Comment: Yesterday Katie Milne wrote that pastoral farmers in New Zealand have sound arguments on why consumers can tuck into the milk and meat they produce without serious qualms about global warming and health impacts. In response, Kylie Dale writes that as the world becomes aware of animal welfare issues and climate change, more Kiwis are choosing plant-based diets.

As more Kiwis crave plant-based alternatives to meat and dairy, animal agriculture industries are pushing back.

Federated Farmers are lobbying for plant-based milk to be changed to 'juice' and for plant-based sausages to be called 'tubes' – but what won't change are the reasons many of us are choosing these products to begin with.

Whether it's to take action on climate change, to reap the health benefits, or to make Aotearoa kinder for animals, alternatives to animal-products are appearing in more Kiwi fridges than ever before.


The environmental impacts of animal agriculture are extremely concerning. Raising cattle and sheep for meat and dairy contributes to 43 per cent of New Zealand's greenhouse gas emissions.

Most of New Zealand's landmass has been deforested to provide pasture for livestock.

Nitrogen and pathogens from livestock urine and faeces are degrading our waterways. Many Kiwis are taking the matter into their own kitchens and making more sustainable food choices.

Thankfully, it isn't only individuals who recognise the environmental responsibility to make this dietary shift.
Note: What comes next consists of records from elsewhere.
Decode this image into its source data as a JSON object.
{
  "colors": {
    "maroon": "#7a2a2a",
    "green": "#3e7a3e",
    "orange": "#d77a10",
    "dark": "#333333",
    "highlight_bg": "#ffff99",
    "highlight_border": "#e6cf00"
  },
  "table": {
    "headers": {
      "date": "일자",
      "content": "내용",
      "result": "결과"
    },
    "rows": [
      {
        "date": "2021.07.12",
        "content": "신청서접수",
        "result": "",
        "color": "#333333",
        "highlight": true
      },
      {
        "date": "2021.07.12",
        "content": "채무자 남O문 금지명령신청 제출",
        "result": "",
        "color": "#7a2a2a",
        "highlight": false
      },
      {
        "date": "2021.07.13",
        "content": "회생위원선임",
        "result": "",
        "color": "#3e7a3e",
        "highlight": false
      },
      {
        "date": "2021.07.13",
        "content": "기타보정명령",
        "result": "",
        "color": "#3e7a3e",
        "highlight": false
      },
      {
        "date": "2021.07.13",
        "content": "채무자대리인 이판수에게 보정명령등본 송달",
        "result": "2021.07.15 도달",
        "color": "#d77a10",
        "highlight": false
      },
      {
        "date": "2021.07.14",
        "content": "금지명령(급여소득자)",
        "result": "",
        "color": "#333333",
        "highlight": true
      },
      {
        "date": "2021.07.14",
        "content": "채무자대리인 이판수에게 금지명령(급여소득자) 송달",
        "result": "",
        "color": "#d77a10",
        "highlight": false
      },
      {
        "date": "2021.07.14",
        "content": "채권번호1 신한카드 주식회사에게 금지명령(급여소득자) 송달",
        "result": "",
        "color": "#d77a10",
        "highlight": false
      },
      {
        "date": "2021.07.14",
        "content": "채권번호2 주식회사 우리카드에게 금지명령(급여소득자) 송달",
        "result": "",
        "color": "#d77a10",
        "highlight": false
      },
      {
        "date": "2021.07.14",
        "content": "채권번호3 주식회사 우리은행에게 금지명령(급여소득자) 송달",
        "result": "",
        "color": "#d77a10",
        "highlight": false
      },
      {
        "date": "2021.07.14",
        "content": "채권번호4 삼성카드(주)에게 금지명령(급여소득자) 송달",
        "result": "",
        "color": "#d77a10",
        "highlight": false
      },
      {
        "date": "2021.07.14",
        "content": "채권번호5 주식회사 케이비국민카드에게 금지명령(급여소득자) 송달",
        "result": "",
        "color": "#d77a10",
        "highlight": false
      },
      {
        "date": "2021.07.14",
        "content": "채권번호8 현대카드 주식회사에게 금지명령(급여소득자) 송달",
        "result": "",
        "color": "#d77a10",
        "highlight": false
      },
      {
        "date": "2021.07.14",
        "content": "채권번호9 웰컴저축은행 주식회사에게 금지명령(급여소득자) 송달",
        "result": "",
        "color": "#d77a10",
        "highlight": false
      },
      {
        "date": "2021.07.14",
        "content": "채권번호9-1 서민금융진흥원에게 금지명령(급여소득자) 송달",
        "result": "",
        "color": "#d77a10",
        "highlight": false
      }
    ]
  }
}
In a report last week, New Zealand's Ministry of Health addressed the health sector's contribution to climate damage, recommending a reduction of meat and dairy intake, advising the sector to "develop alternative patient menus and encourage plant-based diets".

Health is a key driver encouraging Kiwis to opt for plant-based alternatives to meat – and the demand has seen Kiwi-based businesses flourish.

From gourmet mushroom growers to New Zealand-grown quinoa, our very own spirulina and hemp farms.

Considering that every 90 minutes a Kiwi dies from heart disease and that we have some of the highest rates of obesity and diabetes, growing more nutrient-rich plant foods can only be a good thing.

The World Health Organisation agrees. It encourages "a nutritious diet based on a variety of foods originating mainly from plants, rather than animals."


The reason that choosing plant-based foods is right for a growing number of Kiwis is also down to the positive difference it can have on the lives of animals.

While we'd like to think we do things differently down here in NZ, in reality: hundreds of millions of animals are bred for food every year in this country and suffer immensely.

Chickens bred for meat are selectively bred to grow so fast that they struggle to support the weight of their own bodies.

Dairy cows mourn the loss of their calves, who each season are taken from them - millions being slaughtered at just a few days old.

Farrowing crates are still permitted on our pig farms, where sows are routinely caged for weeks at a time, these intelligent, social animals not even able to turn around.

New Zealand's animal agriculture industry can continue to stand by a brand that is damaging our environment and our health, causing animals to suffer – or it can benefit from the move toward kinder-alternatives to animal-based foods.

Take the world's second-largest beef, chicken and pork producer for example; Tyson Foods, who diversified into manufacturing meat alternatives made from plants.

Or massive US dairy producers Deans Foods and Danone who are milking the benefits of partnering up with companies producing plant-based milk and yoghurt.

In response to a bill submitted in the US state of Arkansas that could see a ban of the word 'meat' on plant-based foods, CEO of Tofurkey Jaime Athos summed up its irrelevance perfectly;

"When consumers choose plant-based foods, it is not because they are confused or misled, it is because they are savvy and educated about the health and environmental consequences of eating animal products."

- Kylie Dale is the Eat Kind Programme Officer at animal rights organisation SAFE.